Each bottle in the exhibit "Small Delights: Chinese Snuff Bottles" is a marvel of materials carefully crafted to produce an object of great beauty. The variety of shape and color and material makes this small display of 88 bottles seem much larger and more comprehensive than the subject might seem to offer. But then of course I'm a fan of small work. You can see almost all the pieces in the show at the link in high resolution, very well photographed. If you do so, you'll see that I chose to photograph the simpler pieces since they suit my sensibility.
On left, Snuff Bottle, late 18th - early 19th century; rock crystal with jadeite stopper.
On right, Snuff Bottle, late 18th - early 19th century; amethyst.
On the museum website I learned that snuff, a combination of finely ground tobacco and herbs, was introduced to China by Europeans in the later 17th century; at that time the royal ateliers began to produce snuff bottles. Its use slowly spread throughout Chinese society. These exquisite bottles were highly prized. When I look at these pieces, I am amazed at the way the stone is used in such a sensitive manner so that its characteristics enhance the design.
On left, Snuff Bottle, late 18th - early 19th century; Lapis lazuli with jadeite stopper.
On right, Snuff Bottle, late 18th - early 19th century; turquoise.
Some of the materials used were precious, as with lapis and turquoise.
Snuff Bottle, late 18th century; yellow glass with nephrite stopper.
Even glass was handled in such a way as to make it jewel like.
Snuff Bottle in the Shape of an Octagon, 19th century; red glass with coral stopper.
Although most of the bottles were curving forms, this one has clear geometric lines, its rich color ready to burst out of its confines.
Snuff Bottle with Gold Speckles, late 18th - early 19th century; blue glass with glass stopper.
This piece has the feel of a starry night, with its tiny spoon floating in space.
Snuff Bottle, late 18th century; agate with amethyst quartz stopper.
There is such elegance in the curve of the bottle and the relationship of colors. All of these bottles are quite small, from 2 to 4 inches high. This one is 3 inches.
Snuff Bottle in Simulated Realgar, late 18th century; variegated red glass with turquoise stopper.
Snuff Bottle with Mottled Surface, late 18th - early 19th century; mottled black glass with jadeite stopper.
The two pieces above have beautifully elongated shapes, and a magical use of glass.

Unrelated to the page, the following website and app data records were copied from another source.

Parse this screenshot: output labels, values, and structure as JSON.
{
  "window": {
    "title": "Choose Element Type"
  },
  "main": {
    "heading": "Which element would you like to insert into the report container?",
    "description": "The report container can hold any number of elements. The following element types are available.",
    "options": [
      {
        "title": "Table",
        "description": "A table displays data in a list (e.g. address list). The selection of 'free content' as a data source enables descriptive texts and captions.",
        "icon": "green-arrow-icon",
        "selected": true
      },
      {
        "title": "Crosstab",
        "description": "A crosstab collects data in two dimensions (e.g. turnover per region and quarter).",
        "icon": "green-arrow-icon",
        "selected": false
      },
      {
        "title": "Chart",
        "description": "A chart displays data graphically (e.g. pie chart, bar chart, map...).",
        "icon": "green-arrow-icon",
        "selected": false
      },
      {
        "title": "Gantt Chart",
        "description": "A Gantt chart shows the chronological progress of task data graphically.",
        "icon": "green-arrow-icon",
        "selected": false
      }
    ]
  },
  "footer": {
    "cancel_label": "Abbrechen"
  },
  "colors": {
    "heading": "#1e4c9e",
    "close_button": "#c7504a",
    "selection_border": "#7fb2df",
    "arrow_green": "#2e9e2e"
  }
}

Snuff Bottle with Image of a Tiger, 19th century; chalcedony with malachite stopper.
The natural variation of mineral color is used to great effect here....
Snuff Bottle with Swimming Fish, late 18th century; white glass with ivory and glass stopper.
....while in this piece a fish is added in green on the white surface.
Snuff Bottle, late 18th - early 19th century; rock crystal with coral and glass stopper.
This is the only bottle that was shown with a woven string for carrying; it enabled me to imagine the bottle in use. I could have spent a very long time looking at these little treasures, discovering more and more wonderful details. Sometimes the simplest of forms can provide deep pleasure.